Want to connect with other professionals in the industry and get your company visibility on search engines like Google? Look no further than LinkedIn, the social network for pros that just happens to be indexed on Google. Of course, signing up alone isn’t everything you have to do. You have to put in a little work before LinkedIn will work for your small business. These tips will help you do that.
Fill Out Everything, Completely
Google may index your profile, but what good is this to you if you haven’t added anything to it? Link to your website, use industry keywords in your profile, upload a photo and fill out every single form field that applies to you. In case you were wondering just where to put those keywords, look no further. Include them in your job title and heading for sure. This also enables other users on the social network to find you, which may not be your primarily goal but certainly won’t hurt.
Don’t just forget about your profile after you initially sign up, either. Maybe your small business is focusing on different keywords, you’ve moved to a different location or added some staff members. Keep your profile fresh, so that the info Google culls for the SERPs is relevant.
Actually Use LinkedIn
So you’ve set up your profile, and it’s looking pretty good. What more should you do? The answer is this: use LinkedIn like a social network. After all, it is, and the more content that you put on the site, the more content Google has to index. Not only that, but you’re increasing the chances of other users seeing what you post, which is always a boon.
The way you interact on LinkedIn will differ from other networks, however. There aren’t any hashtags like on Twitter; although, the site now allows you to tag others by simply typing in the company name as part of your update. Keep a professional tone when crafting posts. Short and simple is key here. Don’t forget to link to your own website, but avoid coming off as spammy.
Link to Yourself
By default, LinkedIn provides suggested text for types of links that you might add to your profile. Unfortunately, using these means you won’t get the linkjuice that you joined LinkedIn to wrangle in the first place. You can still use one option as “Company Website,” but choose “Other” when adding links to use your own keywords. This simple step makes a big difference.

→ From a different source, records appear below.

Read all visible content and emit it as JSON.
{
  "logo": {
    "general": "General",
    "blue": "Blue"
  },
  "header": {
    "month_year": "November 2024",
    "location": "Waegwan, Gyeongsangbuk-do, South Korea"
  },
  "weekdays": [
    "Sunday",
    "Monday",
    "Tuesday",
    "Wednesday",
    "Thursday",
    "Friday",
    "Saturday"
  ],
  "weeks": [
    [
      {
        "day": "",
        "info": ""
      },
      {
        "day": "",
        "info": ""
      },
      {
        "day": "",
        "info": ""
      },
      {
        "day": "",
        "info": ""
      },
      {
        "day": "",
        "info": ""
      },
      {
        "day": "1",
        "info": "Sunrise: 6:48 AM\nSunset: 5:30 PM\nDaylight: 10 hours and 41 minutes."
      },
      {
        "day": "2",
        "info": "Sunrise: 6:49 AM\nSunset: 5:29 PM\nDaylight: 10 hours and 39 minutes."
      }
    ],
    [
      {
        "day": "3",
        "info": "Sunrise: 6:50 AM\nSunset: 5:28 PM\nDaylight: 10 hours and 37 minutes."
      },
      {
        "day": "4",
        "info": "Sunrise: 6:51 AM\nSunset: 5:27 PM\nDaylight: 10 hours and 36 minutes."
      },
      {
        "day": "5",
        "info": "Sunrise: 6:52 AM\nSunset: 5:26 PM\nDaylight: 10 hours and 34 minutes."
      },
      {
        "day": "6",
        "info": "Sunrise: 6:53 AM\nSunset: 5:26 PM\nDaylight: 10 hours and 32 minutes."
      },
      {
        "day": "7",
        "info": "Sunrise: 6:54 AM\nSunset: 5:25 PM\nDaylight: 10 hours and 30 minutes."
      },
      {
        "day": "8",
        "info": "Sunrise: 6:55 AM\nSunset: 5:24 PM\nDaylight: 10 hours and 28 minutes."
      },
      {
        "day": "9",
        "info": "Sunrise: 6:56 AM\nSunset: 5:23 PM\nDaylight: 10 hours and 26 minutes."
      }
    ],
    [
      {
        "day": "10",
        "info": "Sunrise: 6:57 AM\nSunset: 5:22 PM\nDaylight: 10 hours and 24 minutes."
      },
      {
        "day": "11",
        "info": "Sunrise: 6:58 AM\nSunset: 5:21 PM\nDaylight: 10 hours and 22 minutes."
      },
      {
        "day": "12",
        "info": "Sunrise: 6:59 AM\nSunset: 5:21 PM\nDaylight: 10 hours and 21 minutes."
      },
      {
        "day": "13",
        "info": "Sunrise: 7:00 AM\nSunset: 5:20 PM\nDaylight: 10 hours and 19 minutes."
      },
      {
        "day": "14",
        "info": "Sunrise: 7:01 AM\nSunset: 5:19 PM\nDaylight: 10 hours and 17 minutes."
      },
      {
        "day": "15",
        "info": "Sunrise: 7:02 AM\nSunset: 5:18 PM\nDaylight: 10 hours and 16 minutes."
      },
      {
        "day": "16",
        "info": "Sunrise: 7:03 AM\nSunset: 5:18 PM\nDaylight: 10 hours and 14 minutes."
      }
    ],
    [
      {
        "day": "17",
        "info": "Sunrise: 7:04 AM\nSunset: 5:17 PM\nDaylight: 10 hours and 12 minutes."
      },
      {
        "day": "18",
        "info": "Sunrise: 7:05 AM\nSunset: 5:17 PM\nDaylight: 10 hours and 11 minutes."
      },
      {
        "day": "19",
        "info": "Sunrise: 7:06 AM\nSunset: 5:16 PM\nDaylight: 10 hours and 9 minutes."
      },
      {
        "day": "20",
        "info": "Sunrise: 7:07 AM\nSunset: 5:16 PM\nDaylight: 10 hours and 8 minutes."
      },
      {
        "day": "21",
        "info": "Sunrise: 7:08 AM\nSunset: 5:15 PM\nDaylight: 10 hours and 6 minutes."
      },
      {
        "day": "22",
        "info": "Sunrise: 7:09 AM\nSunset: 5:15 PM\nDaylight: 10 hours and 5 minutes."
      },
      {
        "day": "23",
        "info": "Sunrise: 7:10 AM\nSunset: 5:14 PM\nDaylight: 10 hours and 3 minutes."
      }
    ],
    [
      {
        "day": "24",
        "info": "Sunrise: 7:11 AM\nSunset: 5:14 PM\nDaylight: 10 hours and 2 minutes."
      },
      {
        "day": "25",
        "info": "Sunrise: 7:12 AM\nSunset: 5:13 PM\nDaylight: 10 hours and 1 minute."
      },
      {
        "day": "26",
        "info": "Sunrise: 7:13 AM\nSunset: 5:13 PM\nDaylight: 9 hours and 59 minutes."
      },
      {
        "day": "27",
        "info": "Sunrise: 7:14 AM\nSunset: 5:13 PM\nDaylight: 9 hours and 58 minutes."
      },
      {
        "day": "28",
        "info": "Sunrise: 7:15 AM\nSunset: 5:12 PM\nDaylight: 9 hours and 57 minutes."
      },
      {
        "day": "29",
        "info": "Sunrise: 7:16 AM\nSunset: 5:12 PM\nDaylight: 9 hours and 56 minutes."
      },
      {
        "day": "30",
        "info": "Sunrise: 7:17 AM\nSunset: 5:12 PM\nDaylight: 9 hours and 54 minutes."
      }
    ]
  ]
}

Perhaps you can answer questions in groups or forums that show your expertise on a certain subject. This builds trust for your small business, and customers or potential partners might think of your company when they have need for a service or products like yours in the future. A business contact might refer potential customers to you in the future, too.
Actively communicating with others gives a little back to the community, and you never know when you might need advice or help from someone else who’s already been where you are now. Of course, another benefit is being able to keep your eye on the competition to see what they’re doing.
Show Off What You’ve Got With Video
Finally, you have video options. On LinkedIn, the SlideShare app is an easy way to upload your videos. All you have to do is embed it in a PowerPoint slide, which you can then upload directly to your company’s page. If you want to skip the video, go ahead and add a basic slide to give visitors an idea about what your company’s like.